UK ahead of European peers in shift to working from home
According to an analysis by the FT, the shift to working from home in the UK has made it an exception among most other advanced economies, with the size of its professional services sector and a more flexible labor market expected to prevent a return to levels pre-pandemic office occupancy. .
Months after the last Covid restrictions were lifted, the latest available data shows commuter numbers are still nearly a quarter below levels seen in February 2020, before the coronavirus took hold in the UK.
“There has been a permanent shift in mentality about how work is organized among the once office-based workforce in the UK,” said Jane Parry, associate professor of labor and employment at the University. of Southampton and author of a recent study on post-lockdown working practices.
Parry said nearly all respondents were in favor of a flexible form of working, with many saying working from home was more efficient, not least because it reduced the daily commute to the office.
Google’s latest mobility data for a Thursday (May 5) – the peak day of the week for office work – showed commuter numbers were still 23% below pre-pandemic levels. This is broadly unchanged from last September, indicating what could be a new post-pandemic normal.
That’s more than double the levels of most other European countries using the equivalent data, with Germany and Italy just 7% below pre-pandemic commuter numbers. US and Canadian data are more similar to UK data, but still suggest more workers have returned to offices.
Nick Bloom, professor of economics at Stanford University, said the UK, as well as the US, has seen a marked shift in the number of people using a hybrid working model, with working from home being “very rare” before the coronavirus hit. “Post-pandemic, it looks like these employees will be working, on average, two to three days a week in the office and two to three days a week at home,” he said.
A global survey of 33,000 people in February by WFH Research, a unit run by a number of North American universities including Stanford, showed the UK had the highest number of paid working days in home every week in Europe.
It also found that Britons believed working from home had increased their efficiency more than people in other European countries and that the UK had the highest proportion of employees who said they would quit if they quit. were forced to return to the workplace full time.
Jack Leslie, an economist at the Resolution Foundation think tank, said a combination of factors had contributed to the apparent success of hybrid or home-based working in the UK, including a large proportion of computer-based jobs. “The UK is a service-based economy, which means more jobs can be done remotely on a permanent basis,” he said.

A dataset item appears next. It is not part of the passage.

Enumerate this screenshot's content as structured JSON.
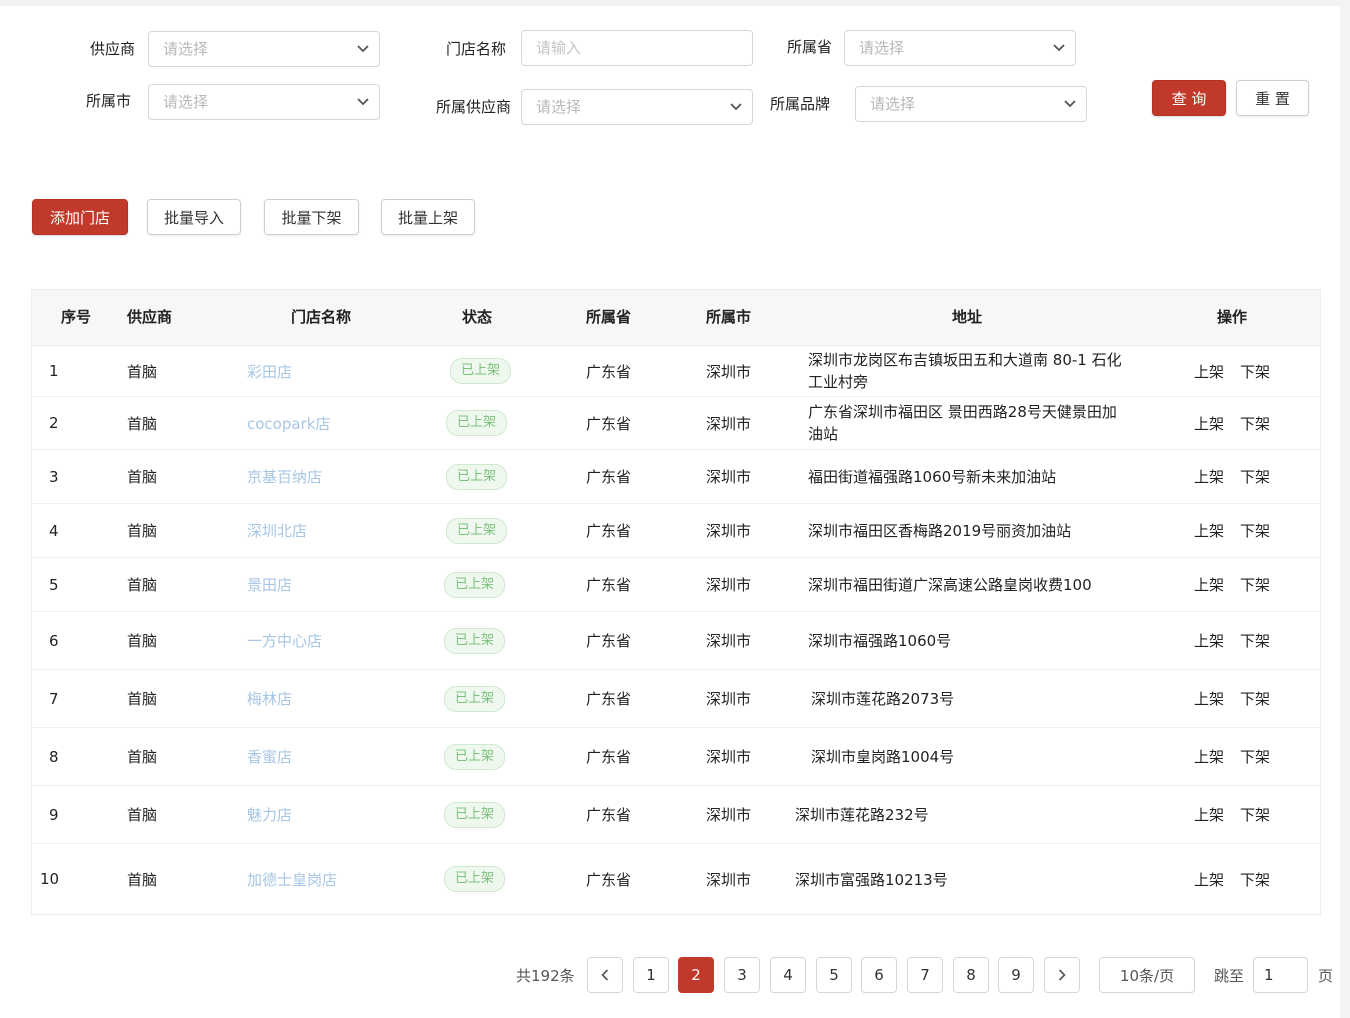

According to the Office for National Statistics, around 80% of UK information and communication workers, as well as almost two-thirds in professional and scientific services, work from home or use a hybrid model. This compares to an average of 28% across all industries.
Travel time and costs are also generally higher in the UK, an important factor at a time when households face the most severe pressure on living standards in decades.
Christopher Pissarides, professor of economics at the London School of Economics, said another reason the UK was an exception was the more flexible and less regulated labor market compared to other European countries.
The gap between the UK and some industrial economies, such as Germany and Italy, in terms of the number of returns to the office has been largely constant over the past few months.
Pissarides said he expected the size of the UK’s services sector to mean the gap with other advanced economies with a higher proportion of manufacturing jobs “is likely to persist”.
Data from Freespace, which tracks office usage, largely by monitoring the biggest professional services firms, found occupancy rates in the UK were around 30% in the first week of May, half the rate before the pandemic.
The reluctance to return to the office is particularly acute in London, where the concentration of professional services is higher than elsewhere in the UK. The latest data from Google shows that travel to workplaces in the capital has fallen by more than 30% from pre-pandemic levels in early May.
Statistics from Transport for London suggest the problem is even more acute. The number of people passing through city stations on the last Thursday in April was close to the highest levels since the start of the pandemic, but was still 42% below levels before the coronavirus hit.
“The cost of travel in terms of time and money is generally higher in London, and some people may still be concerned about using public transport, which is the main form of travel in London,” Yael said. Selfin, economist at KPMG.
Pissarides said he believed the technological and organizational changes made by employers to allow their staff to work from home had helped bring about permanent change for many British workers. “I think hybrid working is here to stay.”